▶ [WHAT YOU SHOULD DO]: In full and without alteration, write out the lines below.

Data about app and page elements

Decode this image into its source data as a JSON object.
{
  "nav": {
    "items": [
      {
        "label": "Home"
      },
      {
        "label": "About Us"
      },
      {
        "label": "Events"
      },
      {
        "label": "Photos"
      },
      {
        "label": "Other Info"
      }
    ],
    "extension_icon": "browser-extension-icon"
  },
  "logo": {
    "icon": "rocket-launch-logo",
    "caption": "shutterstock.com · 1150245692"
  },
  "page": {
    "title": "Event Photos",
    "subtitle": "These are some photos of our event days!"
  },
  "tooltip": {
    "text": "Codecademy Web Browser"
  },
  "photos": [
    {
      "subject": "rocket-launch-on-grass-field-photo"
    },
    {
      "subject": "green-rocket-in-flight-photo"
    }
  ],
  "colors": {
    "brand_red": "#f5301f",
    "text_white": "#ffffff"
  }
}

▶ [RESPONSE BOX]:
Decode this image into its source data as a JSON object.
{
  "nav": {
    "items": [
      {
        "label": "Home"
      },
      {
        "label": "About Us"
      },
      {
        "label": "Events"
      },
      {
        "label": "Photos"
      },
      {
        "label": "Other Info"
      }
    ],
    "extension_icon": "browser-extension-icon"
  },
  "logo": {
    "icon": "rocket-launch-logo",
    "caption": "shutterstock.com · 1150245692"
  },
  "page": {
    "title": "Event Photos",
    "subtitle": "These are some photos of our event days!"
  },
  "tooltip": {
    "text": "Codecademy Web Browser"
  },
  "photos": [
    {
      "subject": "rocket-launch-on-grass-field-photo"
    },
    {
      "subject": "green-rocket-in-flight-photo"
    }
  ],
  "colors": {
    "brand_red": "#f5301f",
    "text_white": "#ffffff"
  }
}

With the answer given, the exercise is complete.